SB 406 (Expansion of CFRA) – California Family Rights Act currently only applies to employers with 50 or more employees. This bill would expand coverage to employers with 5 or more employees. The bill also amends the definition of "child" to include the son or daughter of a domestic partner and deletes provisions regarding the age and dependent status of a child. It further would expand permissible leave to include leave to care for a sibling, grandparent, grandchild, parent-in-law, or domestic partner with a serious health condition.
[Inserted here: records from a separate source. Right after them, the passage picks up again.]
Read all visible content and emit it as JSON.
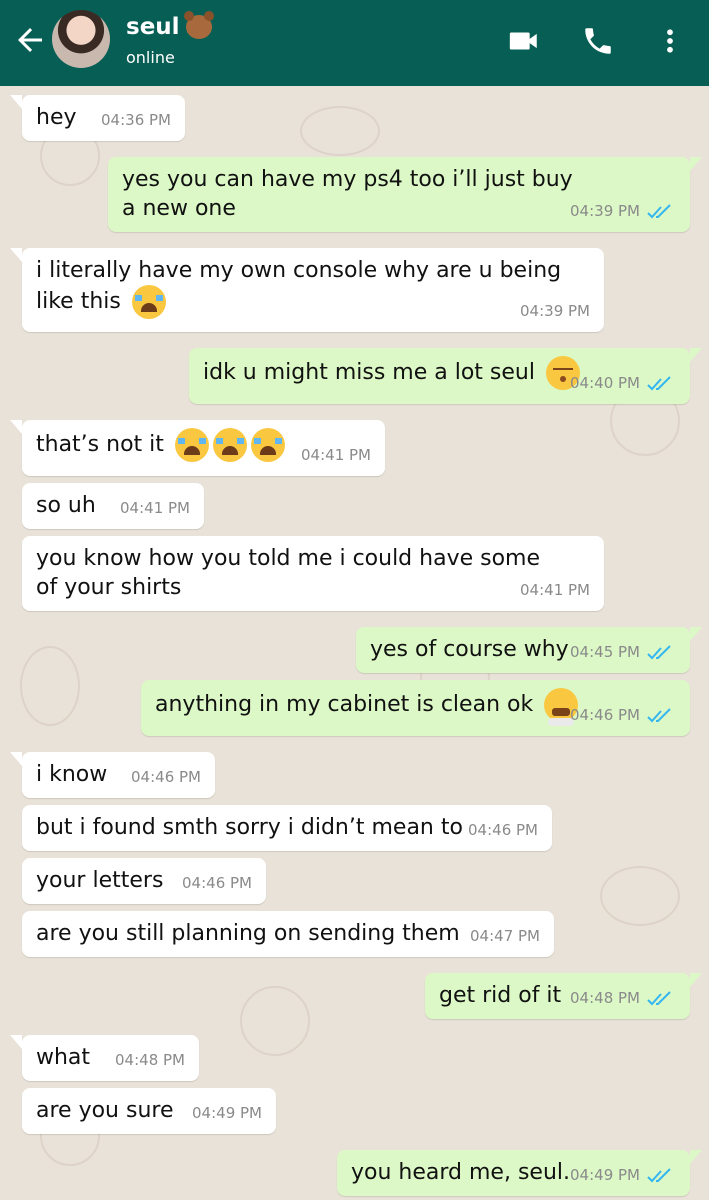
{
  "header": {
    "contact_name": "seul",
    "status": "online",
    "name_emoji": "bear-face-emoji",
    "colors": {
      "bar": "#075e54",
      "incoming": "#ffffff",
      "outgoing": "#dcf8c6",
      "read_ticks": "#34b7f1"
    }
  },
  "messages": [
    {
      "dir": "in",
      "text": "hey",
      "time": "04:36 PM"
    },
    {
      "dir": "out",
      "text": "yes you can have my ps4 too i’ll just buy a new one",
      "time": "04:39 PM",
      "read": true
    },
    {
      "dir": "in",
      "text": "i literally have my own console why are u being like this",
      "emoji": "loudly-crying-face",
      "time": "04:39 PM"
    },
    {
      "dir": "out",
      "text": "idk u might miss me a lot seul",
      "emoji": "kissing-face-smiling-eyes",
      "time": "04:40 PM",
      "read": true
    },
    {
      "dir": "in",
      "text": "that’s not it",
      "emoji": "loudly-crying-face x3",
      "time": "04:41 PM"
    },
    {
      "dir": "in",
      "text": "so uh",
      "time": "04:41 PM"
    },
    {
      "dir": "in",
      "text": "you know how you told me i could have some of your shirts",
      "time": "04:41 PM"
    },
    {
      "dir": "out",
      "text": "yes of course why",
      "time": "04:45 PM",
      "read": true
    },
    {
      "dir": "out",
      "text": "anything in my cabinet is clean ok",
      "emoji": "face-with-steam-from-nose",
      "time": "04:46 PM",
      "read": true
    },
    {
      "dir": "in",
      "text": "i know",
      "time": "04:46 PM"
    },
    {
      "dir": "in",
      "text": "but i found smth sorry i didn’t mean to",
      "time": "04:46 PM"
    },
    {
      "dir": "in",
      "text": "your letters",
      "time": "04:46 PM"
    },
    {
      "dir": "in",
      "text": "are you still planning on sending them",
      "time": "04:47 PM"
    },
    {
      "dir": "out",
      "text": "get rid of it",
      "time": "04:48 PM",
      "read": true
    },
    {
      "dir": "in",
      "text": "what",
      "time": "04:48 PM"
    },
    {
      "dir": "in",
      "text": "are you sure",
      "time": "04:49 PM"
    },
    {
      "dir": "out",
      "text": "you heard me, seul.",
      "time": "04:49 PM",
      "read": true
    }
  ]
}
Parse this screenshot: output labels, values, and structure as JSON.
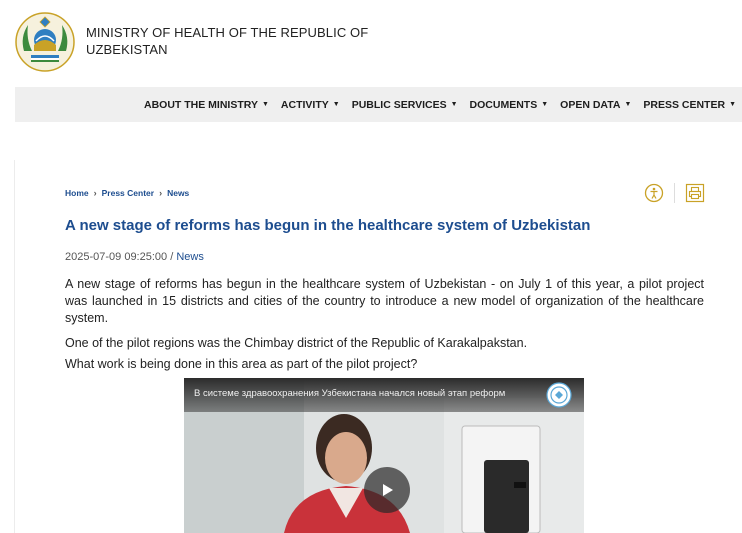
{
  "header": {
    "ministry_name": "MINISTRY OF HEALTH OF THE REPUBLIC OF UZBEKISTAN"
  },
  "nav": {
    "items": [
      {
        "label": "ABOUT THE MINISTRY"
      },
      {
        "label": "ACTIVITY"
      },
      {
        "label": "PUBLIC SERVICES"
      },
      {
        "label": "DOCUMENTS"
      },
      {
        "label": "OPEN DATA"
      },
      {
        "label": "PRESS CENTER"
      }
    ]
  },
  "breadcrumb": {
    "items": [
      "Home",
      "Press Center",
      "News"
    ]
  },
  "article": {
    "title": "A new stage of reforms has begun in the healthcare system of Uzbekistan",
    "datetime": "2025-07-09 09:25:00",
    "separator": " / ",
    "category": "News",
    "paragraphs": [
      "A new stage of reforms has begun in the healthcare system of Uzbekistan - on July 1 of this year, a pilot project was launched in 15 districts and cities of the country to introduce a new model of organization of the healthcare system.",
      "One of the pilot regions was the Chimbay district of the Republic of Karakalpakstan.",
      "What work is being done in this area as part of the pilot project?"
    ]
  },
  "video": {
    "title": "В системе здравоохранения Узбекистана начался новый этап реформ"
  },
  "icons": {
    "emblem": "state-emblem-icon",
    "accessibility": "accessibility-icon",
    "print": "print-icon",
    "play": "play-icon",
    "nav_caret": "caret-down-icon",
    "breadcrumb_sep": "chevron-right-icon"
  },
  "colors": {
    "accent": "#1d4d8f",
    "gold": "#c9a227",
    "nav_bg": "#efefef"
  }
}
This bill had some "no" votes in the Assembly Labor & Employment Committee, but recently passed and is headed to Assembly Appropriations. This bill should pass, but may be considered premature at this point in light of the current opposition. According to the bill analysis, a coalition of employers, opposes the bill arguing that it will overwhelm small businesses by mandating businesses with 25 or more employees to provide a 12-week protected leave of absence, much like FMLA provides. Opponents argue that this will put a greater burden on both small and large businesses while creating an even further disconnect from the FMLA.
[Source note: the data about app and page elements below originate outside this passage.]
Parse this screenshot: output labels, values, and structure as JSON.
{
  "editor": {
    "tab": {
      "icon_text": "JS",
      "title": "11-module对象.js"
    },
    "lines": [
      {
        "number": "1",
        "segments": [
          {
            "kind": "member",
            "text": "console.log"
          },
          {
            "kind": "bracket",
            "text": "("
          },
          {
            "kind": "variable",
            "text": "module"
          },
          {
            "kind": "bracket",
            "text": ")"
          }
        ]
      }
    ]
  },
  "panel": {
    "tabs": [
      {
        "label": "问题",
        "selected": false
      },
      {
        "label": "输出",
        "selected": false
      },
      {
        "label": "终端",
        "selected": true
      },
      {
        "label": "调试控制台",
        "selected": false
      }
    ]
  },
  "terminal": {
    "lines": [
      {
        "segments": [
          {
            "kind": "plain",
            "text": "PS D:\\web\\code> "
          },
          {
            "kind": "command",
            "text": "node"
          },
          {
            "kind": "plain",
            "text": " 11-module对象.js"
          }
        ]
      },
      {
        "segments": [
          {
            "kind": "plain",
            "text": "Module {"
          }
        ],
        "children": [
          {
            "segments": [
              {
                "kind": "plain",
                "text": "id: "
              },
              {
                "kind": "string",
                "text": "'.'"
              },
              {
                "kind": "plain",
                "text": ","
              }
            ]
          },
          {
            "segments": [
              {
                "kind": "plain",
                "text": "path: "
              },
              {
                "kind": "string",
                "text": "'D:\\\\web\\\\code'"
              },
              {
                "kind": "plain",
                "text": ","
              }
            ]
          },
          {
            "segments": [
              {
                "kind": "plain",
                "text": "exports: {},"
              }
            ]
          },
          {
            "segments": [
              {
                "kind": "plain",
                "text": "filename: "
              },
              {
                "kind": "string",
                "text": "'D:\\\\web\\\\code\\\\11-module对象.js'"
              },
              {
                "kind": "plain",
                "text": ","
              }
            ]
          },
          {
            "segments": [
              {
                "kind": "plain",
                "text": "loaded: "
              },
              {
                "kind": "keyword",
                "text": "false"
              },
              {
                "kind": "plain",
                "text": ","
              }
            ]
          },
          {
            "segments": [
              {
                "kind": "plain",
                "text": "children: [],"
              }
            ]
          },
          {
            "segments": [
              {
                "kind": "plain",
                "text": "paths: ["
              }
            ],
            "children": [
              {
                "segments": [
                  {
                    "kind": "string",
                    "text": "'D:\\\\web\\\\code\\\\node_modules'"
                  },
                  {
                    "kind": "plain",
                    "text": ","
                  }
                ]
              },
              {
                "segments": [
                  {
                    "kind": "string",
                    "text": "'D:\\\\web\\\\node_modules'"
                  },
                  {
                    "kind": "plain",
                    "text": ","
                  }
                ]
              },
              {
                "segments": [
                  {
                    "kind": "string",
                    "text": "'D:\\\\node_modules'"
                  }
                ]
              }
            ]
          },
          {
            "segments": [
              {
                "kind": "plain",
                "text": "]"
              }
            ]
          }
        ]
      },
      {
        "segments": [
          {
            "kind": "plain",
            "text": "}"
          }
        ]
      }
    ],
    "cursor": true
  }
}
AB 1470 (Overtime Exemption For High Salary Employees) – There are two parts to test whether an employee is exempt. First, the employee's must be engaged in duties 51% of the time that meet one of the exemptions, such as professional, executive, administrative, creative, etc. Second, the employee must meet the salary test (2x minimum wage). This bill would create a presumption that an employee that makes more than $100,000 per year, who regularly performs any of the duties of an exempt executive, administrative, or professional, is automatically exempt from overtime.
While still technically an "active" bill, it has been languishing in the Assembly, where it was introduced. It is highly unlikely that this bill will get its way out of both houses this year.
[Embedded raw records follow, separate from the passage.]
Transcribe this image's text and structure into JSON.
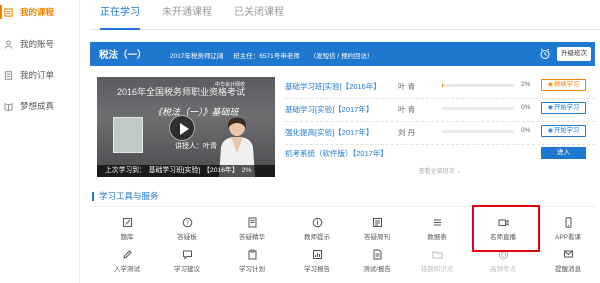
{
  "sidebar": {
    "items": [
      {
        "label": "我的课程",
        "icon": "book-icon",
        "active": true
      },
      {
        "label": "我的账号",
        "icon": "user-icon",
        "active": false
      },
      {
        "label": "我的订单",
        "icon": "order-icon",
        "active": false
      },
      {
        "label": "梦想成真",
        "icon": "book-open-icon",
        "active": false
      }
    ]
  },
  "tabs": [
    "正在学习",
    "未开通课程",
    "已关闭课程"
  ],
  "course": {
    "title": "税法（一）",
    "info": [
      "2017年税务师辽阔",
      "班主任：6571号申老师",
      "（发短信 / 预约回访）"
    ],
    "upgrade_label": "升级班次"
  },
  "video": {
    "year_title": "2016年全国税务师职业资格考试",
    "book_title": "《税法（一）》基础班",
    "teacher": "讲授人：叶青",
    "logo": "中华会计网校",
    "last_prefix": "上次学习到：",
    "last_class": "基础学习班[实验]",
    "last_year": "【2016年】",
    "last_pct": "2%"
  },
  "classes": [
    {
      "name": "基础学习班[实验]【2016年】",
      "teacher": "叶  青",
      "progress": 0.02,
      "pct": "2%",
      "button": "继续学习",
      "style": "orange"
    },
    {
      "name": "基础学习[实验]【2017年】",
      "teacher": "叶  青",
      "progress": 0,
      "pct": "0%",
      "button": "开始学习",
      "style": "blue"
    },
    {
      "name": "强化提高[实验]【2017年】",
      "teacher": "刘  丹",
      "progress": 0,
      "pct": "0%",
      "button": "开始学习",
      "style": "blue"
    },
    {
      "name": "机考系统（软件版）【2017年】",
      "teacher": "",
      "progress": null,
      "pct": "",
      "button": "进入",
      "style": "solid"
    }
  ],
  "view_all": "查看全部班次",
  "tools_header": "学习工具与服务",
  "tools": [
    {
      "label": "题库",
      "icon": "edit-icon"
    },
    {
      "label": "答疑板",
      "icon": "question-icon"
    },
    {
      "label": "答疑精华",
      "icon": "bookmark-icon"
    },
    {
      "label": "教师提示",
      "icon": "info-icon"
    },
    {
      "label": "答疑周刊",
      "icon": "newspaper-icon"
    },
    {
      "label": "数据表",
      "icon": "list-icon"
    },
    {
      "label": "名师直播",
      "icon": "video-camera-icon"
    },
    {
      "label": "APP看课",
      "icon": "phone-icon"
    },
    {
      "label": "入学测试",
      "icon": "pencil-icon"
    },
    {
      "label": "学习建议",
      "icon": "chat-icon"
    },
    {
      "label": "学习计划",
      "icon": "clipboard-icon"
    },
    {
      "label": "学习报告",
      "icon": "chart-icon"
    },
    {
      "label": "测试/报告",
      "icon": "document-icon"
    },
    {
      "label": "错题知识点",
      "icon": "folder-icon",
      "dim": true
    },
    {
      "label": "高频考点",
      "icon": "target-icon",
      "dim": true
    },
    {
      "label": "提醒消息",
      "icon": "message-icon"
    }
  ],
  "colors": {
    "accent": "#1f78d0",
    "active": "#f08300",
    "highlight": "#e3000f"
  }
}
AB 1038 (Alternative Workweek Schedules on an Individual Basis) – The Department of Industrial Relations has very strict rules for how employers can adopt an "alternative work week" which voted on and approved, allows all employees to work more than 8 hours a day or more than 40 hours a week without the employer having to pay overtime. This bill would allow an individual non-exempt employee and an employer to agree that the employee may work up to 10 hours a day without the need for payment of daily overtime.
This bill initially failed passage in the Assembly Labor & Employment. Despite the fact that reconsideration was granted, it is almost surely not going to be passed and signed into law.
AB 67 (Double Time for Certain Holidays) – Currently, employers are not required to observe holidays (with some exception for religious holidays). This bill would require employers with 25 or more employees to pay double time to non-exempt employees working on "family holidays" Thanksgiving or Christmas. Supporters argue that this bill guarantees that employees are fairly compensated for the undue hardships associated with working on the traditional family holiday of Thanksgiving and Christmas. Opponents argue that this bill would create a competitive disadvantage for "brick-and-mortar" stores, arguing that the bill would unilaterally increase the cost of doing business only for those employers who have a physical presence in California, placing them at a competitive disadvantage with online companies and out-of-state businesses that would not be subject to this cost.
Don't plan on working on Christmas just yet, as the bill was placed on the "inactive" list at the request of its author.
Allyson K. Thompson is a Partner with Kring & Chung, LLP's Irvine, CA office. She can be reached at (949) 261-7700 or firstname.lastname@example.org